== Source material

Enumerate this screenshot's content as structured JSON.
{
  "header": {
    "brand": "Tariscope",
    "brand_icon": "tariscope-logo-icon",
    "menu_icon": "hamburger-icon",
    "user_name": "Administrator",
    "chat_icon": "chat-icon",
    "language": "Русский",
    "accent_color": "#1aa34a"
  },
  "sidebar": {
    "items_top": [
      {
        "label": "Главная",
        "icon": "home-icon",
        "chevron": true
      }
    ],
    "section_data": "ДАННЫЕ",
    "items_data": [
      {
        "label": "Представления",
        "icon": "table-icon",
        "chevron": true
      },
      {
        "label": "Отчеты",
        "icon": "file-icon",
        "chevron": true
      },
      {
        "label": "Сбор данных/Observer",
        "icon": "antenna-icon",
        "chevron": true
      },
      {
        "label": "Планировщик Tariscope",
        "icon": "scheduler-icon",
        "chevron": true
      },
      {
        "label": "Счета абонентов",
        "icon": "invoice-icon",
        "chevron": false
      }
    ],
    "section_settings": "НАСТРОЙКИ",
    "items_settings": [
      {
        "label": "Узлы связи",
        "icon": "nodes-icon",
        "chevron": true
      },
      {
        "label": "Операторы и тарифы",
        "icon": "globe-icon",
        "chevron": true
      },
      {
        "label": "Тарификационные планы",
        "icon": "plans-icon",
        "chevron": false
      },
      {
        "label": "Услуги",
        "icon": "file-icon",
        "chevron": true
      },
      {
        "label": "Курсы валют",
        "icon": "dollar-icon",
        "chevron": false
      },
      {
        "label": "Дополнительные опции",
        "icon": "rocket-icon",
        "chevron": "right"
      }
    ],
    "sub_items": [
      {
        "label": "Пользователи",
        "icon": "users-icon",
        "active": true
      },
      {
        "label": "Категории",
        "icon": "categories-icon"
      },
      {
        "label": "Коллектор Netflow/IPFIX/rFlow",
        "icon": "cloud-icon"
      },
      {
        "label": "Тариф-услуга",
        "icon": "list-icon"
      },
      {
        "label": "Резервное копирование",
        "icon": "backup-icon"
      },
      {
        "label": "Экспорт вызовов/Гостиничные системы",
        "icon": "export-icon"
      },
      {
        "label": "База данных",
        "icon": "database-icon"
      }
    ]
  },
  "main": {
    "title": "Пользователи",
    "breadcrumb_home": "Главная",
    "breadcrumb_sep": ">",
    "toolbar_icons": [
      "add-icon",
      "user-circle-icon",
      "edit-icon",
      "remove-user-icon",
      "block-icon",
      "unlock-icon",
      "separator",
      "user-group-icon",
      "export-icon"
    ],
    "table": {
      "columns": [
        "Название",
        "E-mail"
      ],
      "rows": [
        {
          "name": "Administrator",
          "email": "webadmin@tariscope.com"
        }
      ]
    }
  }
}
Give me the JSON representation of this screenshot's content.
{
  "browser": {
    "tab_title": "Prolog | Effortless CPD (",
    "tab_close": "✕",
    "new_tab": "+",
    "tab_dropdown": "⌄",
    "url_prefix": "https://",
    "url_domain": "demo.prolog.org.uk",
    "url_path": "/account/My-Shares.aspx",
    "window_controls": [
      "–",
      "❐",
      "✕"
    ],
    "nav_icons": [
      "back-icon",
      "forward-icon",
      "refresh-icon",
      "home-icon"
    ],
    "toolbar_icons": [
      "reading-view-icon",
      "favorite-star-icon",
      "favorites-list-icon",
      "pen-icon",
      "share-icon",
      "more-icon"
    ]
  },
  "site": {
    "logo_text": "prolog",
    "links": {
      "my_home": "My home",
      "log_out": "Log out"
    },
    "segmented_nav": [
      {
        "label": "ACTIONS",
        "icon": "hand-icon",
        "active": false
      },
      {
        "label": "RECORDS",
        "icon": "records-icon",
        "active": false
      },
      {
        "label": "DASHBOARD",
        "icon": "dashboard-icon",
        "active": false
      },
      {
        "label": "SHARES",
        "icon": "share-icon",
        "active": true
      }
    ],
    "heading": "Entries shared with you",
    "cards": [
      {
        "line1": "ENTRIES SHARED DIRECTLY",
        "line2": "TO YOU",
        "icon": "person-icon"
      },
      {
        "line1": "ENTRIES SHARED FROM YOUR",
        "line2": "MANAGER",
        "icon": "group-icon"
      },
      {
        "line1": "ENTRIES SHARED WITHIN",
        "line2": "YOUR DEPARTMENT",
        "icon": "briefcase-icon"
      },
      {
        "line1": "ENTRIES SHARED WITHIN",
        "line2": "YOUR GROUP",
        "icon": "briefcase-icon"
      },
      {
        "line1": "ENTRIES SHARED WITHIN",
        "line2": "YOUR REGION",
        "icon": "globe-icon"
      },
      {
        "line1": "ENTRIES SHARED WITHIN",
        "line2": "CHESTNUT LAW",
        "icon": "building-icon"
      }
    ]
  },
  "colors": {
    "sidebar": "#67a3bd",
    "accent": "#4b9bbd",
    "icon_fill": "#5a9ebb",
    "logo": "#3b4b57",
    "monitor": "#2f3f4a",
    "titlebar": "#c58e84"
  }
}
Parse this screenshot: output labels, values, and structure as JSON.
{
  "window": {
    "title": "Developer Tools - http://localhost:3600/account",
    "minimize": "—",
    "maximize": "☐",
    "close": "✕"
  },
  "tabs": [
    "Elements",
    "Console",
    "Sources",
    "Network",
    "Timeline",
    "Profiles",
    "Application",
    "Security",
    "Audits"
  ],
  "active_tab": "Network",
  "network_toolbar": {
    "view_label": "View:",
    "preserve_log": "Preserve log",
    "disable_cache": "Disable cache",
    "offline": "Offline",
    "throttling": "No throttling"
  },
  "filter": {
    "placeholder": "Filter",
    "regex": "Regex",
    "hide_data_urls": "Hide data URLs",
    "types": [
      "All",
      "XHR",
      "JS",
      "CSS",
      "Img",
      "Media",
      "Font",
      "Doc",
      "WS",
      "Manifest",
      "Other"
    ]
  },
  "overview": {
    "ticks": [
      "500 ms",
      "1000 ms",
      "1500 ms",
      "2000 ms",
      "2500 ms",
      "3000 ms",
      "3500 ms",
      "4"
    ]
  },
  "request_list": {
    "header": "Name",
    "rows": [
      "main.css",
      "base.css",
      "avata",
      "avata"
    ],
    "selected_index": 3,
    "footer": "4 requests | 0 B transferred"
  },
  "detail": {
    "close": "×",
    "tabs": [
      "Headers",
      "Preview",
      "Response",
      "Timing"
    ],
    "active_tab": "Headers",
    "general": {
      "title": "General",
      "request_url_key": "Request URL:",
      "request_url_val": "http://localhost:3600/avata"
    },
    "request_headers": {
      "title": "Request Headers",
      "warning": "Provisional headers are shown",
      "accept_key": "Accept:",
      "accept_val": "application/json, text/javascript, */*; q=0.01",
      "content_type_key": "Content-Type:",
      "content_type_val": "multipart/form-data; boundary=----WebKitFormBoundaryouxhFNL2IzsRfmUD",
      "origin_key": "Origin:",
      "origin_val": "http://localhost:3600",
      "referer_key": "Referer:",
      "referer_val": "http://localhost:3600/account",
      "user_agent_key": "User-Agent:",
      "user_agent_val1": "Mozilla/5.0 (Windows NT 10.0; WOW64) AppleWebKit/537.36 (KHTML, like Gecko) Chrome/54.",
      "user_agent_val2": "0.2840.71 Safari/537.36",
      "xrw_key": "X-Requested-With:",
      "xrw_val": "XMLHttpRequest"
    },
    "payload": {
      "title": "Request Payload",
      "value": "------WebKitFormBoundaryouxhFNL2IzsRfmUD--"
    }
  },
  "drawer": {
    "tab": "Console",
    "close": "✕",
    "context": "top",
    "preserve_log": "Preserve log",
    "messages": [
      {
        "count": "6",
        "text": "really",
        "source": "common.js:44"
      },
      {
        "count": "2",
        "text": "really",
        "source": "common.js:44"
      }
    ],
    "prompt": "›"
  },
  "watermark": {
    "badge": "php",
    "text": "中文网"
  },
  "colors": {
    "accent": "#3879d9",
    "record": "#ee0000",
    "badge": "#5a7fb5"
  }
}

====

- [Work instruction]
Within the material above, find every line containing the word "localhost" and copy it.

- [Result of this task]
    "title": "Developer Tools - http://localhost:3600/account",
      "request_url_val": "http://localhost:3600/avata"
      "origin_val": "http://localhost:3600",
      "referer_val": "http://localhost:3600/account",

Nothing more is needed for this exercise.